As for the Baltic countries becoming part of NATO, you would think that no greater risk to Russian security could possibly be imagined. As part of an OECD panel on European security, I asked my Russian colleague whether the armed forces of a country of 1.3 million inhabitants like Estonia, or even the armed forces of the three Baltic nations combined could seriously be considered to pose a threat to a great nuclear power like Russia. His only reply was that the Baltic states’ being under the NATO aegis had insulted Russian pride. It had been done without Russia’s approval. But NATO member countries had voted in favor of enlargement and Russia was not a member. Why should it have a voice in NATO decisions and strategy? What was the logic?

The “logic,” alas, is not without its supporters in the West. Russia is a great power, we are told. Well, bully for Russia. ”Russia has a right to having its say over what happens in its neighborhood”. Has it indeed? What about the tens of millions of people who live in countries unfortunate enough to have a border with Russia? Does geography deprive them of the basic human rights so clearly spelled out in the UN charter? “We need a happy Russia to help us to fight terrorism. If it needs to swallow its neighbors to keep happy, so be it”. This seems to be the line put forward by President Trump’s new administration. We have already seen that NATO is not high up on the list of the President’s priorities, when he refused to affirm his country’s commitment to Article 5 of the North Atlantic Treaty. Well, congratulations on having eliminated the threat of terrorism with Russia’s help already!

Is 2017 going to be a good year for the Baltics and for the West? I think it will mark a watershed in the strength and purpose of Western values and democratic principles. So far, I am holding my breath. Much is at stake and there is everything to lose if we give in to greed, selfishness, populism and opportunism. There will be crucial choices to be made during 2017. Let us hope they will be the right ones.

About the author

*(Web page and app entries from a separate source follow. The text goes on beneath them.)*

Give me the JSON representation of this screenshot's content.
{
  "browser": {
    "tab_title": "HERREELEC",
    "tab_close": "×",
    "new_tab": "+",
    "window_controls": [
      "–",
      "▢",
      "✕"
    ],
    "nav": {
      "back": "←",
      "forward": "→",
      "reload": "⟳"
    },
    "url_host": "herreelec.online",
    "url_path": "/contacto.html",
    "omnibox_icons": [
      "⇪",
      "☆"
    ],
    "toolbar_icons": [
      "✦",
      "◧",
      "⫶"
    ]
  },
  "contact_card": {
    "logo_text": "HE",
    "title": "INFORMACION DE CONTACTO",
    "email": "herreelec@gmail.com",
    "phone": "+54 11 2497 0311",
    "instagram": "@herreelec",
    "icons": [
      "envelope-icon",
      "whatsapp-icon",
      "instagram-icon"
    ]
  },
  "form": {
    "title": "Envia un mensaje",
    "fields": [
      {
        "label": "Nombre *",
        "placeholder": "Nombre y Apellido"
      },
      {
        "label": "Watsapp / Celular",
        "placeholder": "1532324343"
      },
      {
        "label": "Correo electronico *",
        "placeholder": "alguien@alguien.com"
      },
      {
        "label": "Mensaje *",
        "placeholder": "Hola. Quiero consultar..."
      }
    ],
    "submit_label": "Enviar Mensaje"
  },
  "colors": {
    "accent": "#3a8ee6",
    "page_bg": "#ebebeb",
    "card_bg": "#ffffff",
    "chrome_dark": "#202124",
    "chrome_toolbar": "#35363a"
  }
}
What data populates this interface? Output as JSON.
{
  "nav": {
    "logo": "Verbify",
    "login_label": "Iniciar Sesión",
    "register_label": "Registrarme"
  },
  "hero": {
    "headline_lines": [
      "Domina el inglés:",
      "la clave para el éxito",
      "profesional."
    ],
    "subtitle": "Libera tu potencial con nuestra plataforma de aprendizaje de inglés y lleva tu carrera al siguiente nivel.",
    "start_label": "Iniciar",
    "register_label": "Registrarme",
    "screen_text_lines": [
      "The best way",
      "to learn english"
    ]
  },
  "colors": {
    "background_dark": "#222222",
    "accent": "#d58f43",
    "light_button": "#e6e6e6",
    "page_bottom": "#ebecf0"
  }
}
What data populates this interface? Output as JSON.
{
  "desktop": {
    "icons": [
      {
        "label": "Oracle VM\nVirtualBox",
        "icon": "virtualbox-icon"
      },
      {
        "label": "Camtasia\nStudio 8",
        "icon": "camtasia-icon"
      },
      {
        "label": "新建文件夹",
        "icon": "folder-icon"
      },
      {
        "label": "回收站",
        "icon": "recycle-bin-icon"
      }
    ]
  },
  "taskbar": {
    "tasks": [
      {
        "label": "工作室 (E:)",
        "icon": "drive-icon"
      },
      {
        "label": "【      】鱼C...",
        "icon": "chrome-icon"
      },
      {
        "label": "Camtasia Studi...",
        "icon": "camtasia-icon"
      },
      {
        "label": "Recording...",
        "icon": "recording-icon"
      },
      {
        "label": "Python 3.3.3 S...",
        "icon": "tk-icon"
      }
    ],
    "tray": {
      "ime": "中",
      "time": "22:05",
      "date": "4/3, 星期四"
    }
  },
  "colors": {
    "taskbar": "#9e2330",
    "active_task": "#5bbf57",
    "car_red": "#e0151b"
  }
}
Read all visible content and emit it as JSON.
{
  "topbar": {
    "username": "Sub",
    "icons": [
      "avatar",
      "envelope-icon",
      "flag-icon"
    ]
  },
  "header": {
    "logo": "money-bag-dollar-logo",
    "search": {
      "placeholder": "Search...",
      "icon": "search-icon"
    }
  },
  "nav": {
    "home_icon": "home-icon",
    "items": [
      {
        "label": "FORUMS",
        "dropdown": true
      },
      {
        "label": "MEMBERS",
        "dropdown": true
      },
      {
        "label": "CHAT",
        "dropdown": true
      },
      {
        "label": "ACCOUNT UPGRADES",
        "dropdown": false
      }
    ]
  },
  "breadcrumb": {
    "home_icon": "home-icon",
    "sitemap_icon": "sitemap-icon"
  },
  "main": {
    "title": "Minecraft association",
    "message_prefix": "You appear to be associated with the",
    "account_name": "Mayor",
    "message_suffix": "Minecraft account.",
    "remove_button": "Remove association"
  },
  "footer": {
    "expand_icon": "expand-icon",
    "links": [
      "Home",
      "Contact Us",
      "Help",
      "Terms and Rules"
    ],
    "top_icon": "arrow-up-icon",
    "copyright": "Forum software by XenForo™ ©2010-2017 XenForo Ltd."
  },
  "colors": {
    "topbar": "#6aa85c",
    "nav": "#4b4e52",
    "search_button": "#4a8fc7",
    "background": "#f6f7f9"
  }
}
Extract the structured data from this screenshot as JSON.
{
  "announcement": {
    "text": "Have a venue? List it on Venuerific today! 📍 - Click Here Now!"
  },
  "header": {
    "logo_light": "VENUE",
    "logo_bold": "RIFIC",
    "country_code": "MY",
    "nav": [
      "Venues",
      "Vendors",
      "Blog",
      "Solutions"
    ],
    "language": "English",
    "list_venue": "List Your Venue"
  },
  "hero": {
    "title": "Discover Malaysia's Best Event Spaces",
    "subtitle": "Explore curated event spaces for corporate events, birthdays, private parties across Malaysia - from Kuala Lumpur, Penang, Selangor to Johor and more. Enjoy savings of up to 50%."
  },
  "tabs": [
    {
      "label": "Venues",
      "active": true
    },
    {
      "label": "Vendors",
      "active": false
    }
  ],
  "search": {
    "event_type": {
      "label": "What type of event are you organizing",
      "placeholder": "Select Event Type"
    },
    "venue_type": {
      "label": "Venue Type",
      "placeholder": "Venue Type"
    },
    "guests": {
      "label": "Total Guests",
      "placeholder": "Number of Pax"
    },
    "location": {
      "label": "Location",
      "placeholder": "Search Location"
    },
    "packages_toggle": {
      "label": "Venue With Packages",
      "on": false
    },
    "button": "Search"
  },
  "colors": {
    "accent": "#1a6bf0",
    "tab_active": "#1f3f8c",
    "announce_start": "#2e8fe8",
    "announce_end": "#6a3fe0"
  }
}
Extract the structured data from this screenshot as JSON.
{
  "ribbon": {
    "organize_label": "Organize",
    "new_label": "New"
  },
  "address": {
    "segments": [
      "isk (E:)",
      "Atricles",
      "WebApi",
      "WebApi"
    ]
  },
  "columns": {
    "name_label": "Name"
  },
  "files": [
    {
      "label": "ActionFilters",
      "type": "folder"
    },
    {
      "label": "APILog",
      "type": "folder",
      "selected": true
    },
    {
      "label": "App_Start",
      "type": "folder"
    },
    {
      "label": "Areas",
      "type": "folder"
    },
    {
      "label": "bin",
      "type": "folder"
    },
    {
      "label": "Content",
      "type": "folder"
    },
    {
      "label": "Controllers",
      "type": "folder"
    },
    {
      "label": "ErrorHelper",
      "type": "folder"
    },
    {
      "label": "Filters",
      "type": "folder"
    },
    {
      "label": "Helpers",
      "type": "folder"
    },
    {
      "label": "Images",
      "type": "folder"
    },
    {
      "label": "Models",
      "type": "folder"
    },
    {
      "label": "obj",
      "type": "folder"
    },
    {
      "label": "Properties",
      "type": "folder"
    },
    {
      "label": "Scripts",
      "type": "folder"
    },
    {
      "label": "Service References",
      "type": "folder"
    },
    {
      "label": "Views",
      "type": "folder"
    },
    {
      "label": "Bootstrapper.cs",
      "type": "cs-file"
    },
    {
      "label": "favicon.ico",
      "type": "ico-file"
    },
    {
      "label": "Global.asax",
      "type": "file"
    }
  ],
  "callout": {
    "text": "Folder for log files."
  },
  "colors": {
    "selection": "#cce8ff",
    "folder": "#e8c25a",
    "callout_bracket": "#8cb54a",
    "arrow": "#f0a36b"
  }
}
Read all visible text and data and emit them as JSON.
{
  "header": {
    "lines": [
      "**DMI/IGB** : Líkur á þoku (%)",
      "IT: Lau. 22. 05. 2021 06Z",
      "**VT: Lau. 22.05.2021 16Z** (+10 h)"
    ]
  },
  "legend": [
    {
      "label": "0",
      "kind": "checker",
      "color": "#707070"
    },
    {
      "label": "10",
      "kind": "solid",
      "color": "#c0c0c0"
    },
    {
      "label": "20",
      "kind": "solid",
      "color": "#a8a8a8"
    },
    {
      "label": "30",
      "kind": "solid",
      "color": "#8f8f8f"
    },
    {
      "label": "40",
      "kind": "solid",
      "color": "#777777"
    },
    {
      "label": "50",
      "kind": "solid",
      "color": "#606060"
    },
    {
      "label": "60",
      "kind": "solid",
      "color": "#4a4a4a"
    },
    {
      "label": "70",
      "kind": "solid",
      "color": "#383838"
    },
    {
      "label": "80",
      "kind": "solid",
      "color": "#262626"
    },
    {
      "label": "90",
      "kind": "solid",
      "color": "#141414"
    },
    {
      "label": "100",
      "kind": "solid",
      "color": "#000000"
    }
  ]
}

VAIRA VIKE-FREIBERGA is the former President of Latvia (1999-2007). Dr. Vike-Freiberga currently serves as the President of the World Leadership Alliance/ Club de Madrid, the world’s largest forum of former Heads of State and Government. She was instrumental in achieving membership in the EU and NATO for her country and was Special Envoy on UN reform. Vice-chair of the Reflection group on the long-term future of Europe, and chair the High-level group on freedom and pluralism of media in the EU in 2011-12. Member of two High-level groups on European security and defense in 2015. Member of the High-level Independent Team of Advisors to the UN Economic and Social Council Dialogue on UN development in 2016. Dr. Vike-Freiberga is a member, board member or patron of 30 international organisations, including the World Leadership Alliance, the Board of Trustees of the Nizami Ganjavi International Centre (Co-chair), and the European Council on Foreign Relations, as well as five Academies; Honorary Fellow at Wolfson College, Oxford University. She has published extensively and is much in demand as speaker.